## TO DO
Take the entries below and retype them word for word, excluding the images.

[Interface dataset entries]
----------
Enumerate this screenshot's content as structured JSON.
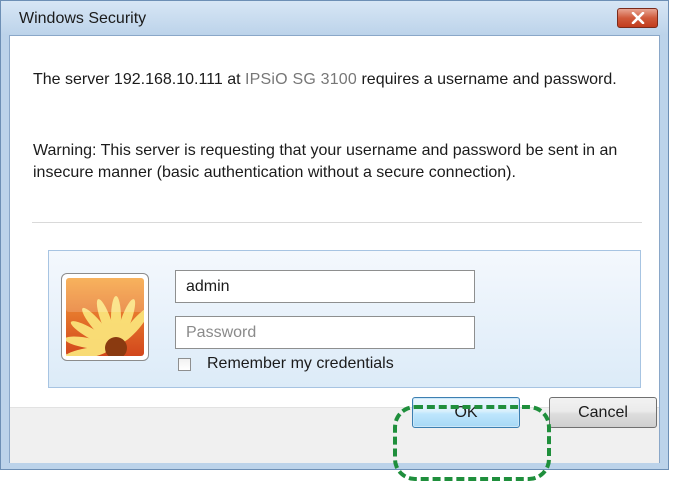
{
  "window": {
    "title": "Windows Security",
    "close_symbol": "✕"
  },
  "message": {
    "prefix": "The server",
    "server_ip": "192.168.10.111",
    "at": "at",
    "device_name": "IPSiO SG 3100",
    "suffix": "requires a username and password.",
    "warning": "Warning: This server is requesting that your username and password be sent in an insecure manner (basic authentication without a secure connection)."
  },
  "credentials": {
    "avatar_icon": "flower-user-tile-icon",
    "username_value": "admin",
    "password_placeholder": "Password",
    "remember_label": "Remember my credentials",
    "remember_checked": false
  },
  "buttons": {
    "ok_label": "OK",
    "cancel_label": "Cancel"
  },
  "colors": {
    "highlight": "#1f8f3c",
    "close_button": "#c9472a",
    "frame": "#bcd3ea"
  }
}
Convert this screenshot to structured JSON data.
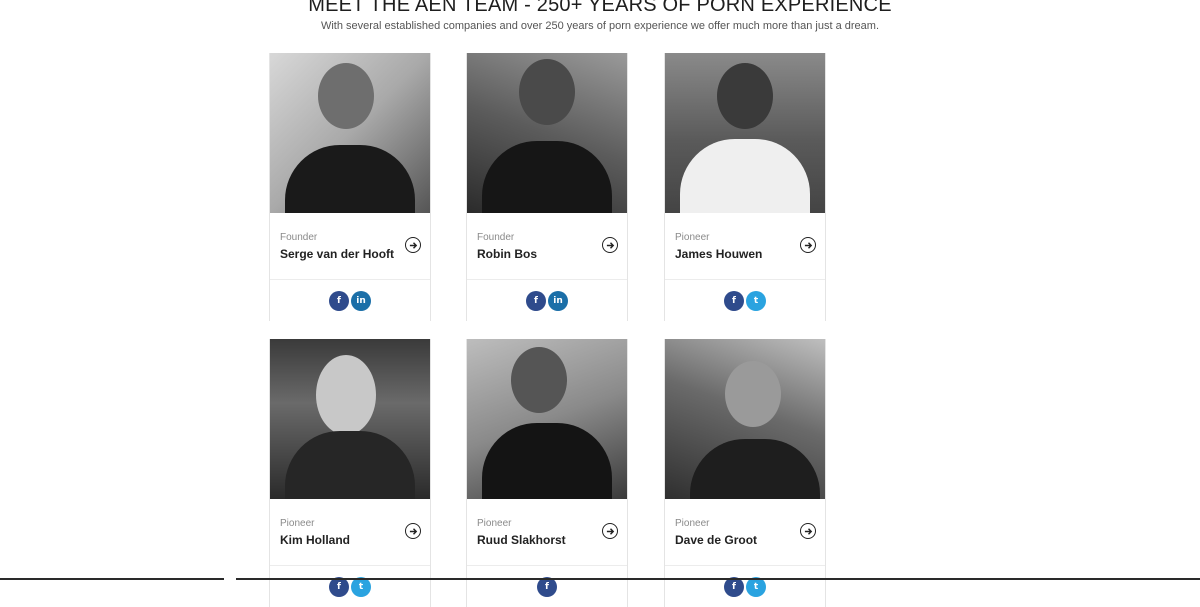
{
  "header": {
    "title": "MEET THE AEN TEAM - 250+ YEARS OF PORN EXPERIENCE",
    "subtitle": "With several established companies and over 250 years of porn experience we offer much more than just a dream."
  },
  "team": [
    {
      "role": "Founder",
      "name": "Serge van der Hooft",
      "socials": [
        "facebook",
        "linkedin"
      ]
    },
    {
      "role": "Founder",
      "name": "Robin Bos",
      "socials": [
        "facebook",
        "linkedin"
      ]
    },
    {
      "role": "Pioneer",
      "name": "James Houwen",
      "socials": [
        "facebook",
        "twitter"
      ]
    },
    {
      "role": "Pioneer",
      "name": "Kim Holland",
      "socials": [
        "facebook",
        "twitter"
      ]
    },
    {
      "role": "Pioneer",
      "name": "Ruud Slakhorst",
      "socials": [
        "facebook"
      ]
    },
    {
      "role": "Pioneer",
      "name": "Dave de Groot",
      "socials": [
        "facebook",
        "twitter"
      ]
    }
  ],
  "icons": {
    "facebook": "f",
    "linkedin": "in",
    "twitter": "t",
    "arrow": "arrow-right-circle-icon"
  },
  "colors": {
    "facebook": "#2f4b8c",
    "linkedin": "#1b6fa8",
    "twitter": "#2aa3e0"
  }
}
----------
## RESULT
Enumerate this screenshot's content as structured JSON.
{
  "window": {
    "title": "Windows Security",
    "close_symbol": "✕"
  },
  "message": {
    "prefix": "The server",
    "server_ip": "192.168.10.111",
    "at": "at",
    "device_name": "IPSiO SG 3100",
    "suffix": "requires a username and password.",
    "warning": "Warning: This server is requesting that your username and password be sent in an insecure manner (basic authentication without a secure connection)."
  },
  "credentials": {
    "avatar_icon": "flower-user-tile-icon",
    "username_value": "admin",
    "password_placeholder": "Password",
    "remember_label": "Remember my credentials",
    "remember_checked": false
  },
  "buttons": {
    "ok_label": "OK",
    "cancel_label": "Cancel"
  },
  "colors": {
    "highlight": "#1f8f3c",
    "close_button": "#c9472a",
    "frame": "#bcd3ea"
  }
}
Convert this screenshot to structured JSON data.
{
  "header": {
    "title": "MEET THE AEN TEAM - 250+ YEARS OF PORN EXPERIENCE",
    "subtitle": "With several established companies and over 250 years of porn experience we offer much more than just a dream."
  },
  "team": [
    {
      "role": "Founder",
      "name": "Serge van der Hooft",
      "socials": [
        "facebook",
        "linkedin"
      ]
    },
    {
      "role": "Founder",
      "name": "Robin Bos",
      "socials": [
        "facebook",
        "linkedin"
      ]
    },
    {
      "role": "Pioneer",
      "name": "James Houwen",
      "socials": [
        "facebook",
        "twitter"
      ]
    },
    {
      "role": "Pioneer",
      "name": "Kim Holland",
      "socials": [
        "facebook",
        "twitter"
      ]
    },
    {
      "role": "Pioneer",
      "name": "Ruud Slakhorst",
      "socials": [
        "facebook"
      ]
    },
    {
      "role": "Pioneer",
      "name": "Dave de Groot",
      "socials": [
        "facebook",
        "twitter"
      ]
    }
  ],
  "icons": {
    "facebook": "f",
    "linkedin": "in",
    "twitter": "t",
    "arrow": "arrow-right-circle-icon"
  },
  "colors": {
    "facebook": "#2f4b8c",
    "linkedin": "#1b6fa8",
    "twitter": "#2aa3e0"
  }
}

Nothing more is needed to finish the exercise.